“As we were building it I said to John we need to come up with a name, and it was John who came up with the Loggers Trace,” he said. “This area had obviously been lumbered, and there were some of the old pine stumps still out there all hollowed out. John thought we should call it Loggers Trace because there was still a trace of the area’s history here.”
Steve and his wife, Ann, are celebrating their 30th season running the operation. The first nine of Loggers Trace opened in 1994, 21 years ago, and 10 years later in part due to more golfer requests for yet another nine to go with the new nine, opened the back nine.
They did it as Steve calls it, in house, purchasing the bulldozer and climbing aboard, and buying a dump truck, tree spade and ditch witch, too. A retired surgeon, Dr. Merle Childers of Rochester who has a home on the golf course, did the irrigation system wiring as sort of a hobby.
“It has strictly been a labor of love by all, and of course once we got it up and got it going with 27 holes, the economy kind of petered out,” Steve said and laughed. “So now, we are in rehab.”

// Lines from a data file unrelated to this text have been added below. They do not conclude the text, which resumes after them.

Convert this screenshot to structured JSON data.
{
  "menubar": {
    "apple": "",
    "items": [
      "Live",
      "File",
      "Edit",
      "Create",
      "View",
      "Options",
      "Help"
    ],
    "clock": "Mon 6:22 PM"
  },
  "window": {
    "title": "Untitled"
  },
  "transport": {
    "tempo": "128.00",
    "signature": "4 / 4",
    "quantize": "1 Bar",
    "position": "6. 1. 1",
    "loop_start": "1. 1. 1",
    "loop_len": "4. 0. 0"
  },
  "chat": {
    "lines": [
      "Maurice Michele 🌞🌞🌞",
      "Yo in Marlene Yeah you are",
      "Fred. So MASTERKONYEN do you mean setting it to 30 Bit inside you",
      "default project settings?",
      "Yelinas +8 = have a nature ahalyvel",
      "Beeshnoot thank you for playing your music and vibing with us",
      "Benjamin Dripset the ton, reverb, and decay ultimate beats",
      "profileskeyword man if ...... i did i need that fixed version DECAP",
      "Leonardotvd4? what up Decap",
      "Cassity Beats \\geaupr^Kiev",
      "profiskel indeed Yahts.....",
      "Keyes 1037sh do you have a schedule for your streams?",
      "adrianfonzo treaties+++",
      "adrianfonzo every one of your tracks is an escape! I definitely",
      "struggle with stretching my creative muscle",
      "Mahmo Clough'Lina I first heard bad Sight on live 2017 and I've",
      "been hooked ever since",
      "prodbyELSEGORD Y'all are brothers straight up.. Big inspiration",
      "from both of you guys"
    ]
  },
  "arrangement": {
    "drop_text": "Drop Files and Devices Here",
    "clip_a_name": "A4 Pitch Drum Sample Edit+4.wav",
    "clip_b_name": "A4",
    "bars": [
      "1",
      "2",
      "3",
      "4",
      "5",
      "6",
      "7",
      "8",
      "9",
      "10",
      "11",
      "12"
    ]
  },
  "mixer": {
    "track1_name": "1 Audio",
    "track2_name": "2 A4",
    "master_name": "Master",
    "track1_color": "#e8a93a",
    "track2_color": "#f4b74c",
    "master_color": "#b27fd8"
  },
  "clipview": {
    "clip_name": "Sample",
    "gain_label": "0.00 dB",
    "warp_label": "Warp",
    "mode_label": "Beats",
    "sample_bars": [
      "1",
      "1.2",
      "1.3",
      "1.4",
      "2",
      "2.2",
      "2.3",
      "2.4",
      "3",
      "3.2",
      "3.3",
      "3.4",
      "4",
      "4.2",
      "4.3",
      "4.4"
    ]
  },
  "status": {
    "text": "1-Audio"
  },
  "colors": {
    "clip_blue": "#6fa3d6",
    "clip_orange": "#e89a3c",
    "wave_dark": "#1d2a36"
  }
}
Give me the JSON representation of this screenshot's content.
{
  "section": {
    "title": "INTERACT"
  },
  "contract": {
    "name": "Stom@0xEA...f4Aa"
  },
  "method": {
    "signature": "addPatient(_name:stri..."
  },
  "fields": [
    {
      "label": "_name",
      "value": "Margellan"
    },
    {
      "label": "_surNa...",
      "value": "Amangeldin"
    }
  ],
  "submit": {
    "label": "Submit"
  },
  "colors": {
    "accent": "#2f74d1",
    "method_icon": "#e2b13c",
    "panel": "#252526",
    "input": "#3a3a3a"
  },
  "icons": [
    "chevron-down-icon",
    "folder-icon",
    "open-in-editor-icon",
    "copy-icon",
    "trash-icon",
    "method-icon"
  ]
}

Steve and Ann are 65, but brief thoughts of retirement have been put aside. They go 7 a.m. to 7 p.m. for a limited Northern Michigan seven-month golf season and try to come up with new ways to attract golfers.
“Golf is in a transition,” Steve said. “We are seeing here that younger couples in their 30s are not playing, not into it, but we are finding grandparents who are bringing their grandchildren out. It seems like golf is skipping a generation, and that’s been part of the challenge.”
The challenge continues with the Ashford’s keeping a positive attitude. They see added tourist development in Alpena to the north as a good omen, and U.S. 23 that runs just east of the property remains a major coastal route up the state’s east side for those Mackinaw Island bound.
They have the golf course waiting for more golfers to find it. It is challenging, especially through the rolling woodlands on the front, but offers a great variety of looks and shots to the golfer in a rustic, natural setting that is delightfully serene and peaceful. To top things off the deep blue waters of Lake Huron are a visible backdrop over the trees on at least three holes.
“Our course is just like this area, peaceful, beautiful and a nice place to visit,” Ann said.
Rick Sedgewick, a school teacher from the area, is a regular. He walks and plays almost daily through the golf season. He’s a character of sorts, and has given a key four-hole stretch on the front nine he has deemed “The Four Horsemen of the Apocalypse” names. No. 3 through 6 are to him “Death Valley,” “Feast or Famine,” “Belly-Up Bend,” and “Top Flight Golf.”
“I love it here, and those four holes determine your score each time,” he said.
Instruction is available. Teaching pro Sue Treciak, a former school teacher and standout player, has been at the facility for 11 years. The superintendent is Dave Hanson. Daughter Lindsay Nardi works at the course, too, and especially likes hopping on a mower and working outside.
“Come and visit,” Steve said. “Once people play here, we find they really like it.”